What does it mean to be a man?

In America today, men are more likely to commit suicide, sexually assault someone, sexually abuse children, drop out of school, get into a car crash, go to prison, abuse alcohol and other drugs, be a bully, and commit a violent crime or domestic violence. But even beyond that, every year, countless men and boys feel like fundamental parts of themselves must be hidden and protected, tap danced over five times a day. It’s what makes them weak and pathetic. It’s what makes them “not a man.”

Of course, what “being a man” means in this modern world is changing: fast. At UT’s Men’s Project, we welcome anyone who identifies as a man to come talk about it with us, and maybe address a few questions along the way. Men commit the vast majority of violence done in this country, yet the vast majority of men aren’t violent themselves nor explicitly condone violence. If we, as guys, are really serious about reducing violence, then what can we do to help beyond just not being violent ourselves?

How do gender, societal norms, sports culture, economics, fear of being uncool and family structure all contribute to acts of violence? How does culturally defined masculinity help and hurt our boys and men?

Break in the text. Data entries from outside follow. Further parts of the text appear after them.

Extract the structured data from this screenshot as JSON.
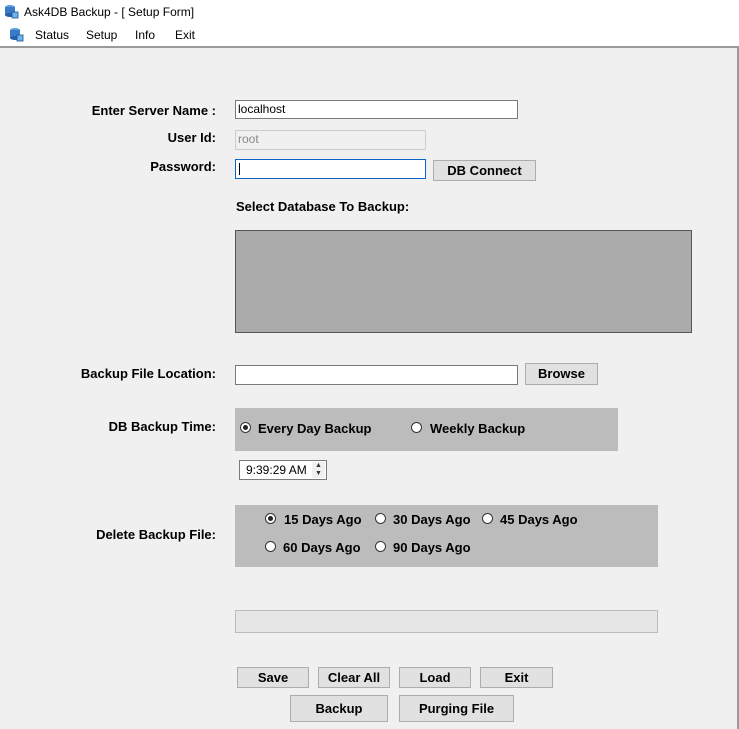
{
  "window": {
    "title": "Ask4DB Backup - [ Setup Form]"
  },
  "menu": {
    "items": [
      "Status",
      "Setup",
      "Info",
      "Exit"
    ]
  },
  "form": {
    "server_label": "Enter Server Name :",
    "server_value": "localhost",
    "userid_label": "User Id:",
    "userid_value": "root",
    "password_label": "Password:",
    "password_value": "",
    "db_connect_button": "DB Connect",
    "select_db_label": "Select Database  To Backup:",
    "backup_location_label": "Backup File Location:",
    "backup_location_value": "",
    "browse_button": "Browse",
    "backup_time_label": "DB Backup Time:",
    "backup_time_options": [
      {
        "label": "Every Day Backup",
        "checked": true
      },
      {
        "label": "Weekly Backup",
        "checked": false
      }
    ],
    "time_value": "9:39:29 AM",
    "delete_label": "Delete Backup File:",
    "delete_options": [
      {
        "label": "15 Days Ago",
        "checked": true
      },
      {
        "label": "30 Days Ago",
        "checked": false
      },
      {
        "label": "45 Days Ago",
        "checked": false
      },
      {
        "label": "60 Days Ago",
        "checked": false
      },
      {
        "label": "90 Days Ago",
        "checked": false
      }
    ]
  },
  "buttons": {
    "save": "Save",
    "clear_all": "Clear All",
    "load": "Load",
    "exit": "Exit",
    "backup": "Backup",
    "purging_file": "Purging File"
  },
  "colors": {
    "panel": "#bcbcbc",
    "listbox": "#ababab",
    "background": "#f0f0f0"
  }
}
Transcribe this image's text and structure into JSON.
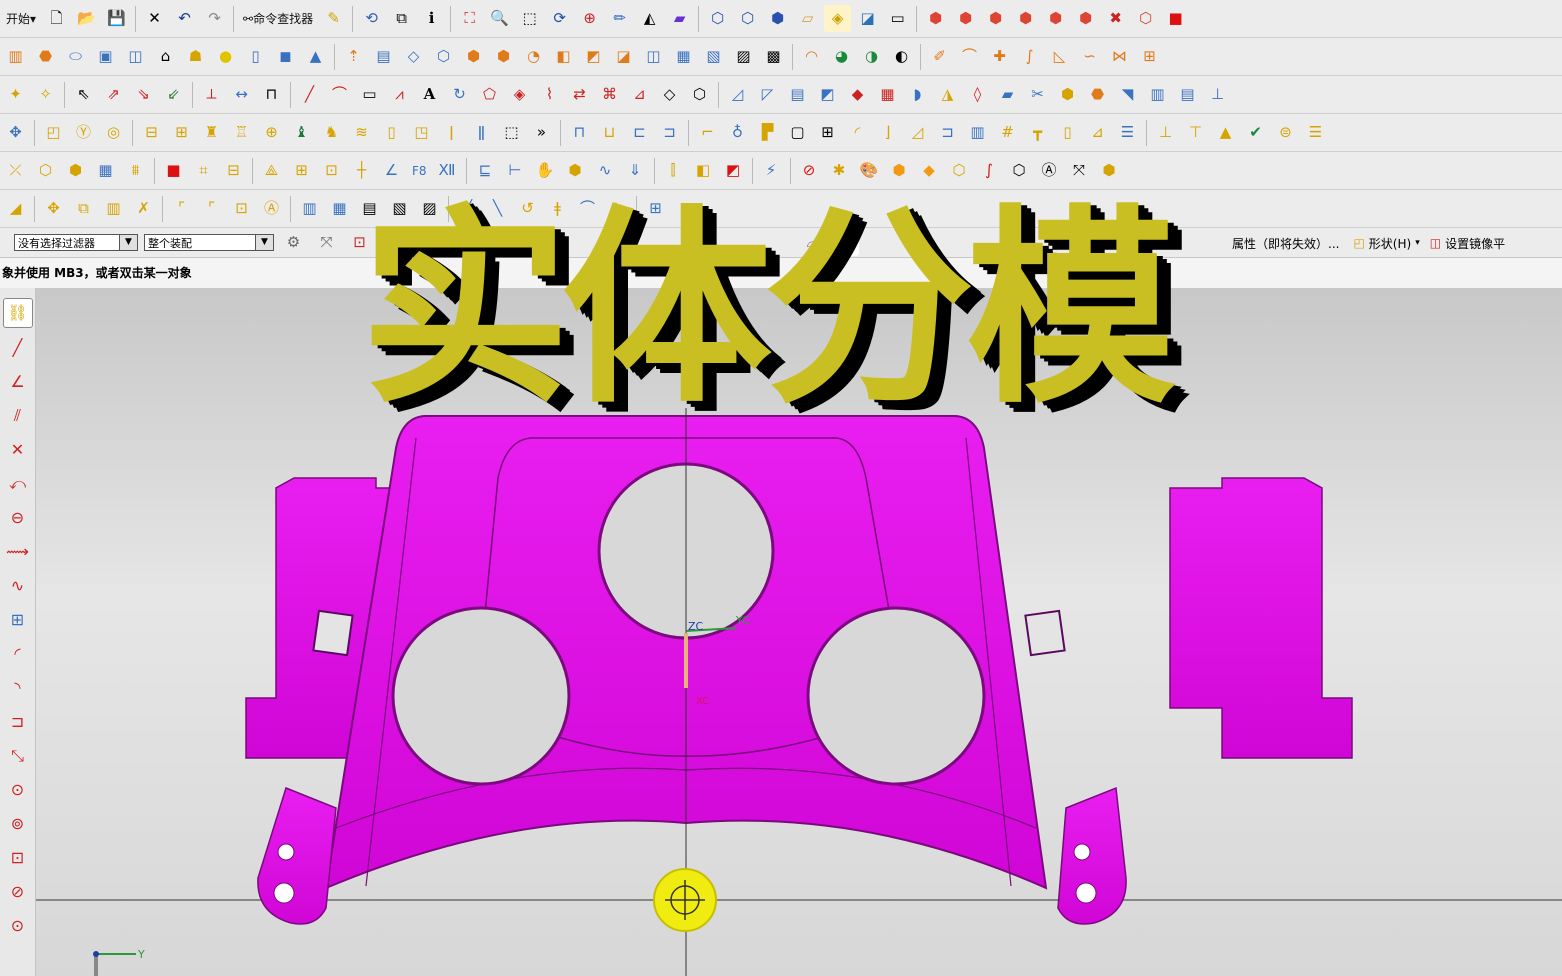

It’s these questions, and more, that we hope to explore this with you over these next couple of months. Stay tuned.